### Work request
Find every line of the records that has "name" and return it.

[Web page and app entries]
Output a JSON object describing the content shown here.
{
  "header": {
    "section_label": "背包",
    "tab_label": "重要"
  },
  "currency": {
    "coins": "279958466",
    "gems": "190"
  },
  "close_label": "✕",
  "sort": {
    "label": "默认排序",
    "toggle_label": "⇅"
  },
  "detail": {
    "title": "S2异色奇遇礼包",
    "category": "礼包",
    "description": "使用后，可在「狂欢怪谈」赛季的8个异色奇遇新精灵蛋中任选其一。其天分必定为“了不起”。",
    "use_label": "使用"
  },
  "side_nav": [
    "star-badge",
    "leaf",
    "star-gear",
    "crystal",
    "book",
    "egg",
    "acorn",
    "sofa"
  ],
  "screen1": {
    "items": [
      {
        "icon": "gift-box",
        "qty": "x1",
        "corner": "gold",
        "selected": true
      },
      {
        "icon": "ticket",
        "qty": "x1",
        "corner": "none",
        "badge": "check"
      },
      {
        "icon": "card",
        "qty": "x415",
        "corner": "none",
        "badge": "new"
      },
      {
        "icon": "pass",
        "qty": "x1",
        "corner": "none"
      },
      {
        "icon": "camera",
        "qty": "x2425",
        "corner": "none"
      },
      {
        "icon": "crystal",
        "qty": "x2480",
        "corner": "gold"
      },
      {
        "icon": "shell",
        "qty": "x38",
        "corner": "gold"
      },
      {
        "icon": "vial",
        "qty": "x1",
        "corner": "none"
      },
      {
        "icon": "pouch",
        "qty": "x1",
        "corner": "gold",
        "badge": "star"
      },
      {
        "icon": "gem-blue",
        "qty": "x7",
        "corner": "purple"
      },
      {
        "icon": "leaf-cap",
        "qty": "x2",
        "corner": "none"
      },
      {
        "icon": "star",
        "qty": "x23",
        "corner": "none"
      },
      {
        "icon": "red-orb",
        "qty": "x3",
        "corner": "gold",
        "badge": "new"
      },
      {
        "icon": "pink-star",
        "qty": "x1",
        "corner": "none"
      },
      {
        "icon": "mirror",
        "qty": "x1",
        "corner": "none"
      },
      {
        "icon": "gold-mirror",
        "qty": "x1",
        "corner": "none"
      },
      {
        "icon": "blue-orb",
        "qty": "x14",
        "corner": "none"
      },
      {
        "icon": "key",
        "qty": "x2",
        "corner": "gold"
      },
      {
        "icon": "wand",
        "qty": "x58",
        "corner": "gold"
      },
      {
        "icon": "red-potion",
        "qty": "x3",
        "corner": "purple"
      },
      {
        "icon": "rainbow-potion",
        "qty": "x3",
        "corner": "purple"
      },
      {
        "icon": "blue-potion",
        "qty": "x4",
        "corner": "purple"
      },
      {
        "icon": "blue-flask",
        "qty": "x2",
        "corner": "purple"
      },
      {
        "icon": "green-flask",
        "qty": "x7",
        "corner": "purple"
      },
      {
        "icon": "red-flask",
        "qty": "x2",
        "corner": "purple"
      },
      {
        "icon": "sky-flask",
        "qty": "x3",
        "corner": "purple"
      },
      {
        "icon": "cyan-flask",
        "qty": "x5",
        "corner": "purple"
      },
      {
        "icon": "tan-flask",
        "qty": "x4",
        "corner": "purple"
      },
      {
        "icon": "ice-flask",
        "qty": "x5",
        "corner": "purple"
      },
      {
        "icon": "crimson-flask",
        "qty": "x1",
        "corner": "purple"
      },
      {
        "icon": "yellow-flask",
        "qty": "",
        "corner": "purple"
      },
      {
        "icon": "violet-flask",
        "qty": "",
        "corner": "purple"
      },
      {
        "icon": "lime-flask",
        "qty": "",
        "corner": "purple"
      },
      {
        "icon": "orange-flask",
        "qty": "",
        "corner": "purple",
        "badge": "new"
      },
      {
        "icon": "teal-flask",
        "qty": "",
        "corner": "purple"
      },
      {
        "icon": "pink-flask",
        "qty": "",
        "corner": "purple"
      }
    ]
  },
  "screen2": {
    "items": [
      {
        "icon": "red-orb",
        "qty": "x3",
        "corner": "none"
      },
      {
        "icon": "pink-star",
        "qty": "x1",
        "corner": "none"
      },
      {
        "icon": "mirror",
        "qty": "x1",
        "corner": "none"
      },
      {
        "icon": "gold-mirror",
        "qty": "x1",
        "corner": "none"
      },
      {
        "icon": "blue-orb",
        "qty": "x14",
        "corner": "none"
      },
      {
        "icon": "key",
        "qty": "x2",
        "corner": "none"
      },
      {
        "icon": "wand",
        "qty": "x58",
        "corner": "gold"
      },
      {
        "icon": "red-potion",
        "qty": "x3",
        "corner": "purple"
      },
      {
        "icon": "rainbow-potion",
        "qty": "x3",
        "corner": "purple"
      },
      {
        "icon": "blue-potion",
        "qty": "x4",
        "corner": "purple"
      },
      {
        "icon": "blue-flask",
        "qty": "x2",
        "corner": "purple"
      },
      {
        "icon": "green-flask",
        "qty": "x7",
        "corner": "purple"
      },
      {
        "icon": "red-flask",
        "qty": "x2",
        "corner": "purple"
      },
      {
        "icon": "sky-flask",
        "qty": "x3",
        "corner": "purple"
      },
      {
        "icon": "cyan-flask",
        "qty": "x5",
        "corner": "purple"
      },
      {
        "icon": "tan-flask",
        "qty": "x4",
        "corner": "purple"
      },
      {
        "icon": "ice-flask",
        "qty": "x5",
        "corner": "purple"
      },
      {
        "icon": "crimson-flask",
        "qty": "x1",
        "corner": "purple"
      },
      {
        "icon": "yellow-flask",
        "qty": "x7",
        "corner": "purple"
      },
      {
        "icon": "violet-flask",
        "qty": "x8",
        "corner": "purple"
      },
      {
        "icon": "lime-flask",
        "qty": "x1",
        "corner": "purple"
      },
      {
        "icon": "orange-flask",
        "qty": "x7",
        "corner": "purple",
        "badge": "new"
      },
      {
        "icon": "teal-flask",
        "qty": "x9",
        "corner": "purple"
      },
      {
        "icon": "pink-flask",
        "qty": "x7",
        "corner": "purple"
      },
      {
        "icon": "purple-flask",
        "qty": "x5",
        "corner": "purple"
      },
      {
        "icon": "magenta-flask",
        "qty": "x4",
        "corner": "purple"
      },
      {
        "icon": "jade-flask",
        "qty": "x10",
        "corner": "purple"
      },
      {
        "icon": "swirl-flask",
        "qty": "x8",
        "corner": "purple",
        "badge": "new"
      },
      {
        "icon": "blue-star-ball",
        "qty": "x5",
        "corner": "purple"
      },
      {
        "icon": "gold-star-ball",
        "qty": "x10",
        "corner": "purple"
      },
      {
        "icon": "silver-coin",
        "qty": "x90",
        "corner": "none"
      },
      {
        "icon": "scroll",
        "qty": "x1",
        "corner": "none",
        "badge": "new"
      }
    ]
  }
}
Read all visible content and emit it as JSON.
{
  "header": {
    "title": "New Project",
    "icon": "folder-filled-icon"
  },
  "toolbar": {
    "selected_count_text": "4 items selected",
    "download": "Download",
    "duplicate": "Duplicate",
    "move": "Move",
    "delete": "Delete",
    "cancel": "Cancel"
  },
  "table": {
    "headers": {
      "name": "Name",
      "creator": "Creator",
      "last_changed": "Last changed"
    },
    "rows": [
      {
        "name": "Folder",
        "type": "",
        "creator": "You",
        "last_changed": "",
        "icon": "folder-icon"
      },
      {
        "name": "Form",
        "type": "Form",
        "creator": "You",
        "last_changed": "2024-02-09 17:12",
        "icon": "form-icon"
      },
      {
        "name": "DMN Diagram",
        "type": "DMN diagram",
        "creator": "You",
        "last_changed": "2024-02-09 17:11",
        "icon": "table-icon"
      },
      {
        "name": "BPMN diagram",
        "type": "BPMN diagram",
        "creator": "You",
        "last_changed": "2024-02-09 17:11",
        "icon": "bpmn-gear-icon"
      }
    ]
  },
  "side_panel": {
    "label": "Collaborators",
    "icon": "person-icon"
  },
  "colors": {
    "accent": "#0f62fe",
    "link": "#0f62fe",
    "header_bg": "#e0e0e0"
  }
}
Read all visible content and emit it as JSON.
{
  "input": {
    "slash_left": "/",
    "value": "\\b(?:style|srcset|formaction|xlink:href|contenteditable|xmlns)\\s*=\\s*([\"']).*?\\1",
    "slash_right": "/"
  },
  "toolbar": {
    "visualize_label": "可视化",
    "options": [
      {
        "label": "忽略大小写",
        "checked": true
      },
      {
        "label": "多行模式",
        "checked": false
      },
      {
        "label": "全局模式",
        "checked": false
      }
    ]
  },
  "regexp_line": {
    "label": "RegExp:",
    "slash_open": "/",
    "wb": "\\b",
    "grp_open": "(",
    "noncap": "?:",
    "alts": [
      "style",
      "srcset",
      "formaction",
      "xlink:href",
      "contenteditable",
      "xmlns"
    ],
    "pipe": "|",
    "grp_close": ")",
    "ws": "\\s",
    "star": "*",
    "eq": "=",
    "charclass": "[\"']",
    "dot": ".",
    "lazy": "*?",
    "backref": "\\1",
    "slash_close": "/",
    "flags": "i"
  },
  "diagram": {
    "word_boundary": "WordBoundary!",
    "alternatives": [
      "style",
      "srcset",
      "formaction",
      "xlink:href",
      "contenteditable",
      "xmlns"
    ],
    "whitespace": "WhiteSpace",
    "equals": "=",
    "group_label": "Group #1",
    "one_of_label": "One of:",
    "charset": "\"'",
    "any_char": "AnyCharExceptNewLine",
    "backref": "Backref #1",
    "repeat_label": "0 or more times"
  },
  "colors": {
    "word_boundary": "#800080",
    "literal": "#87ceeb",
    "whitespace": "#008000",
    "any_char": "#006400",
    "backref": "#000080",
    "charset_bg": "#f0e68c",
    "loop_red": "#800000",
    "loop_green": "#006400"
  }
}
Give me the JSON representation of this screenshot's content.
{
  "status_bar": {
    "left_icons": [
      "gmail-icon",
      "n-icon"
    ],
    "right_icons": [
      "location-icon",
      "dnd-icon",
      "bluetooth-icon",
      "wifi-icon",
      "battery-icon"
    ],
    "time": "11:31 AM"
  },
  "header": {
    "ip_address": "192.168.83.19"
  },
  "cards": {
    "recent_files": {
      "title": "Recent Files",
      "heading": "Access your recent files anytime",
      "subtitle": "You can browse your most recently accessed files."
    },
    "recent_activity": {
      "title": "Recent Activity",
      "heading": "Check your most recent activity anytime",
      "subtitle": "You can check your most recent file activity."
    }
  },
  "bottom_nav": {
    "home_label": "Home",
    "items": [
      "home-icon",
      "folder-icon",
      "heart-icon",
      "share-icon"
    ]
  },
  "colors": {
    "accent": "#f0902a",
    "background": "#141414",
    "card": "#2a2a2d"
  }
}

### Solution for this problem
      "name": "Name",
        "name": "Folder",
        "name": "Form",
        "name": "DMN Diagram",
        "name": "BPMN diagram",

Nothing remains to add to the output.